57. How would you go about establishing your credibility quickly As Steel Rod Buster with the team?
Fully understand my responsibilities, work hard and exceed expectations, learn as much as possible, help others as much as possible, understand what my teammates' goals and needs are, be on time, and gain a mentor.
58. What kind of salary do you need As Steel Rod Buster?
This is a loaded question and a nasty little game that you will probably lose if you answer first. So, do not answer it. Instead, say something like, that's a tough question. Can you tell me the range for this position? In most cases, the interviewer, taken off guard, will tell you. If not, say that it can depend on the details of the job. Then give a wide range.
59. Do you work well under pressure?
Yes.. When it comes down to the wire, the best thing I can to remain focused, have some flexibility, and understand priorities.. Giving them attention in the order they are needed.
60. If I talked to your three biggest fans, who would they be and why?
If you can reference three professionals with executive titles (CXO, VP, Director, Manager), that carries a lot of weight. Make sure you highlight how you've helped them achieve their biggest objectives and how that's made them your fan.
61. How would you define success?
Success is defined differently for everybody. Just make sure the parameters are defined by you with regards to work life balance, financial gain, career growth, achievements, creating meaningful work / products and so forth. If you can clearly articulate what it means to you that is a strong answer.
62. What types of personalities do you work with best?

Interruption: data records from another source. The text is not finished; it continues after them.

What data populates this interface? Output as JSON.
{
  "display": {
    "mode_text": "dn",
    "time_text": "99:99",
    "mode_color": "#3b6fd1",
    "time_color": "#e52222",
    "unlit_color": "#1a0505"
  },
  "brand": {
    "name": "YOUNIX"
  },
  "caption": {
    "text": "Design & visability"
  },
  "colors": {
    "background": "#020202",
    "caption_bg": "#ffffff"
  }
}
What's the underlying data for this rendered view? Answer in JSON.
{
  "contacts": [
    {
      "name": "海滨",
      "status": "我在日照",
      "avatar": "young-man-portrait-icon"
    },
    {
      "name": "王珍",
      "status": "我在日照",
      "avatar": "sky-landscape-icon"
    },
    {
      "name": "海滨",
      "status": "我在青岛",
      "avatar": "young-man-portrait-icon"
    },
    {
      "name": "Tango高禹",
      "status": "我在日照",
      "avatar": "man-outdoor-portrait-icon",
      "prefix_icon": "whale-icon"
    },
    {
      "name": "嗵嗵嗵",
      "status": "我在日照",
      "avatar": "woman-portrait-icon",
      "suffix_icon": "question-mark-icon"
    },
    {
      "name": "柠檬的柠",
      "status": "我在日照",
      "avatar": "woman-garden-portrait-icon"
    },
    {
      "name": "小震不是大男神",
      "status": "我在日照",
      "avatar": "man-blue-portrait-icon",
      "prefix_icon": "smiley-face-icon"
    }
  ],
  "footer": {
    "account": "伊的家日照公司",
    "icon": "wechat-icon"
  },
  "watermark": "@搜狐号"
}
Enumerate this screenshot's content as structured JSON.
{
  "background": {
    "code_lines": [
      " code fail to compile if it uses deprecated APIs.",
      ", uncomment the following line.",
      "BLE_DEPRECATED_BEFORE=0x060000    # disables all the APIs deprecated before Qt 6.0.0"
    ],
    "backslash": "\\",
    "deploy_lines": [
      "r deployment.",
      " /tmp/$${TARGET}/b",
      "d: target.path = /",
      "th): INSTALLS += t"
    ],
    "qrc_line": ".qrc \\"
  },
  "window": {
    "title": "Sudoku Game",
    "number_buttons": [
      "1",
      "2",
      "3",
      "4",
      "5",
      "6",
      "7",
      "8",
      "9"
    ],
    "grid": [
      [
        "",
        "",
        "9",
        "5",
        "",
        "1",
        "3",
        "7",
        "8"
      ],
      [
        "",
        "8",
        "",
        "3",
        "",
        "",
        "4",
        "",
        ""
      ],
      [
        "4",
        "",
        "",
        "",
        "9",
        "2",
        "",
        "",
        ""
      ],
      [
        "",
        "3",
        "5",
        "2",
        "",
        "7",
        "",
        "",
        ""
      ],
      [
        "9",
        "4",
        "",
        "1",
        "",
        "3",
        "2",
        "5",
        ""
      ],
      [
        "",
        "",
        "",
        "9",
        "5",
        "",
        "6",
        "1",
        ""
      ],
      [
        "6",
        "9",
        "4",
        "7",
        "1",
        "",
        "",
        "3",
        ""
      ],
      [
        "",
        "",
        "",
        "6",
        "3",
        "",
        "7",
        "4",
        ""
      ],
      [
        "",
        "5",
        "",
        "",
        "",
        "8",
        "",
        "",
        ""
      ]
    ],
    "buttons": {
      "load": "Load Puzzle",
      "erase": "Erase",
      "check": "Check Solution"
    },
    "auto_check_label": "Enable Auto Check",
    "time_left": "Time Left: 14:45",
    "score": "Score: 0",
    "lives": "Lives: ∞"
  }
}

In the past, I have found it difficult to work with others who see themselves as better than others, who can take criticism, and who refuse to work with others. I have found it challenging to work with them b/c I am a team oriented person who feels the importance of working together over the needs of the individual especially in a learning environment.
63. How do you handle stressful situations?
By remaining calm, weighing out all my options and executing a plan to get the situation resolve .
64. How do you keep each member of the team involved and motivated?
Many managers mistakenly think that money is the prime motivator for their employees. However, according to surveys by several different companies, money is consistently ranked five or lower by most employees. So if money is not the best way to motivate your team, what is?
Employees' three most important issues according to employees are:
☛ A sense of accomplishment
65. Does your boss know you're here today?
Usually, you probably haven't told your boss for obvious reasons. So it's ok to say that they do not. You don't want to upset the balance at your current job after all and nothing is guaranteed in an interview. The interviewer should understand this stance.
66. Describe to me the position As Steel Rod Buster you're applying for?
This is a “homework” question, too, but it also gives some clues as to the perspective the person brings to the table. The best preparation you can do is to read the job description and repeat it to yourself in your own words so that you can do this smoothly at the interview.